Crew Commentary

WHY??? Small Word, Huge Impact

Bob Leonard - Climate Risk Manager


This post was written by Hallie Booth, an 8th grade science teacher and the 2022 Kentucky Middle School Teacher of the Year.


I remember the first time I called a corporation to see if they were interested in helping some of my students with a project they were working on. I instruct my students to always question why. You know how small children always ask “Why?” Somehow they fall out of that habit as they progress through school. Yet such a small word creates a world of inquiry, intrigue and a desire to learn more. Making that call made me nervous. I so wanted to share the excitement of my students, I could only hope the executives would listen. My call was to the Kentucky Speedway. 



My students wanted to sit down with a design crew from NASCAR and try to understand how cars that crashed on the track and experienced strong impacts at a high rate of speed do not have fatalities, yet every day on our roads we do. They wondered why this same technology was not being used in the cars we use every day. 


At the time I was teaching at an inner-city school that had no “hands on science”. It was the old fashioned “sit and spit facts back” to the teacher on a test. The students struggled to remember information via a real-world connection that would help them understand. Yet once they became involved, asked their own questions directly to people in the “field” who understood the nuances of the topics… their interest and understanding grew.


One student said, “I now know why science is important in understanding the world around us, we are the future… literally, it is up to us.” I remember that student because her statement made me realize I needed to work hard on getting students connected to business and community partners. I knew it was my job as an educator to have them look at the world around them and ask that question… WHY?


My students are taught to be critical consumers of the world around them. I teach them to look at all the information and come to a consensus of their belief. For years now my 8th graders have been creating their “Bally Global Projects”. The curriculum in 8th grade is predominately about local and global issues concerning the environment. We question where we will be in 50 years, 100 years, etc. They gain knowledge by reading research and speaking to scientists, government leaders, corporations, and research facilities. The students use resources from community partners to provide a sounding board for their projects, development resources, and a “location” to test run their projects. 


My students have grown vegetables for their neighborhoods/communities, designed a plan for handicapped accessible playgrounds, developed a garbage bot system that runs on solar power to clean beaches, and a coral reef revitalization “grow” system.

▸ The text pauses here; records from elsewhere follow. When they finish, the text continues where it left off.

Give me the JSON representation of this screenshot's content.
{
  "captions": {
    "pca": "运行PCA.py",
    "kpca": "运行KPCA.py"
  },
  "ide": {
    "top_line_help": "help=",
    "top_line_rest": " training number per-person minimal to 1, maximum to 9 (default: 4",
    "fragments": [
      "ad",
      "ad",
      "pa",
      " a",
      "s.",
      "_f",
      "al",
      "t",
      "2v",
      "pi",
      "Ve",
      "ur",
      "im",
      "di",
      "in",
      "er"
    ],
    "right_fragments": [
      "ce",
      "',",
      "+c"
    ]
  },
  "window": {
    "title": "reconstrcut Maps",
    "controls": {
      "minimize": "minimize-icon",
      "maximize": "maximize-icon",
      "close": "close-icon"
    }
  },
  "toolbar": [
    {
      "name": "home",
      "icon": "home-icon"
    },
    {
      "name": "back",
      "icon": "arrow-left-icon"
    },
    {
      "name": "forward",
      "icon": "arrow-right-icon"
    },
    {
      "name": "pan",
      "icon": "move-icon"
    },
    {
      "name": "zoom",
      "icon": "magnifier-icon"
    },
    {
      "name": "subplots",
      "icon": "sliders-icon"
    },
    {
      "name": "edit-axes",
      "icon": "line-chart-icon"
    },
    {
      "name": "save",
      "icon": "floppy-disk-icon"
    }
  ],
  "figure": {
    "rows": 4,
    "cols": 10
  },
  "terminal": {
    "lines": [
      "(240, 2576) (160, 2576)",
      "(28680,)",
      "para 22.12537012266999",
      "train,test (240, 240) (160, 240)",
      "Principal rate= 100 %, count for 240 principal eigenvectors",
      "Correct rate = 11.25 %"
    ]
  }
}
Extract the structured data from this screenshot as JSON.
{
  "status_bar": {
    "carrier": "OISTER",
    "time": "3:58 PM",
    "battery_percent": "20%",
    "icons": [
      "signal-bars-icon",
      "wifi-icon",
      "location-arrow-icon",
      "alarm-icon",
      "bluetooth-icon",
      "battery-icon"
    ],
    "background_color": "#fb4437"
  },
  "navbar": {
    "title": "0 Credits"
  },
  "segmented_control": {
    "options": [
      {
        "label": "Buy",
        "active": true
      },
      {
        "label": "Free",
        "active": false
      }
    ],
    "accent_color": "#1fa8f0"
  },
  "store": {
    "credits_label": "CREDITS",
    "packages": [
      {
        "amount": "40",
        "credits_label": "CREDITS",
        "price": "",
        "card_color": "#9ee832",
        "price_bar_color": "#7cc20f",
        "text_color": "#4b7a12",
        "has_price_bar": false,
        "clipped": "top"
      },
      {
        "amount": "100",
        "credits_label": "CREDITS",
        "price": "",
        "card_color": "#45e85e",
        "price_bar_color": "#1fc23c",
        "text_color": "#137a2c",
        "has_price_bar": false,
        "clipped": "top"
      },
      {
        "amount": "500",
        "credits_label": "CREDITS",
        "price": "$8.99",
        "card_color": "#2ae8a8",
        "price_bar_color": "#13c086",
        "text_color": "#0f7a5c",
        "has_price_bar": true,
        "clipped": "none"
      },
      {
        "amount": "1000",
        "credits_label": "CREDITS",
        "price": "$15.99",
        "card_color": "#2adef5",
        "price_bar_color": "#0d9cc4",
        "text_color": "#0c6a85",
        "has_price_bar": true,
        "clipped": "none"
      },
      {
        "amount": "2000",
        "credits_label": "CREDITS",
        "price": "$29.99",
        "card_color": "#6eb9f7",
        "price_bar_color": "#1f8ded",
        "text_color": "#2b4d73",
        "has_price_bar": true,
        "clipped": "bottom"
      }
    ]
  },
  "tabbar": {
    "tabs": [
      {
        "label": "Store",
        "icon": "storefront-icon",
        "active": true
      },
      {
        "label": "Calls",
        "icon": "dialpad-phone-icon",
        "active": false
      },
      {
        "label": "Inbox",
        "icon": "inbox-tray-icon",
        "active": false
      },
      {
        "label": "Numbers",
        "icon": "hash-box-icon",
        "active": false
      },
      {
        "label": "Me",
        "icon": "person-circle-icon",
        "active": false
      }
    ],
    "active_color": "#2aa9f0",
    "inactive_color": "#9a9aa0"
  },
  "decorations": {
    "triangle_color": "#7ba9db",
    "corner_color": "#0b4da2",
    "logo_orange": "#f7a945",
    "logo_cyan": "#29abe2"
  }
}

To see this expansion of knowledge, ownership, and passion that my students have for their projects is WHY I teach! 




This is a small school with 125 students. What if we could connect every student across the world and worked together to create a sea change? What if corporations, researchers and scientists were open to work with middle and high school students who ask WHY, and look for answers to better the world we live in? What If we all worked together to solve the issues that are causing health problems, weather changes, food shortages, etc.? What if we encouraged students to continue to ask WHY and support them in developing solutions? What if we multiplied many fold the opportunities that arise when students have access to professional researchers, scientists, and corporate executives?  


I ask that you consider working with schools and students to help them understand and design solutions to problems immediate and for the future. Colleges/Universities, Corporations, Researchers, Scientists… let’s share information and connect in a global project for change! Be a part of something amazing! 



Hallie Booth was awarded teacher of the year this fall 2021, and the “why” is evident. Hallie is passionate about education and has spent time planning, connecting, and learning so that her students can engage in a meaningful authentic exploration of content. However, planning and partnerships take time and teachers struggle to create such opportunities in their classes.   


If you are a teacher seeking to engage your students like Hallie, but are limited by time, resources, or funding, check out Authentic Exploration Matters. Authentic Exploration Matters (AEM) is a nonprofit organization with a mission to provide a trustworthy free web-based platform for teachers who seek to promote innovation, collaboration, and inspiration through highly vetted science resources and experts. Our objective is to serve teachers as they work to implement purposeful opportunities for their students. We hope to increase the number of stories, like Hallie’s, that highlight an innovative approach to education across the state of Florida and beyond. 


To learn more about AEM and our program, you can pre-register for this free webinar by clicking here.

Or just join us on October 19 from 3:15 – 4:15 EST on Zoom.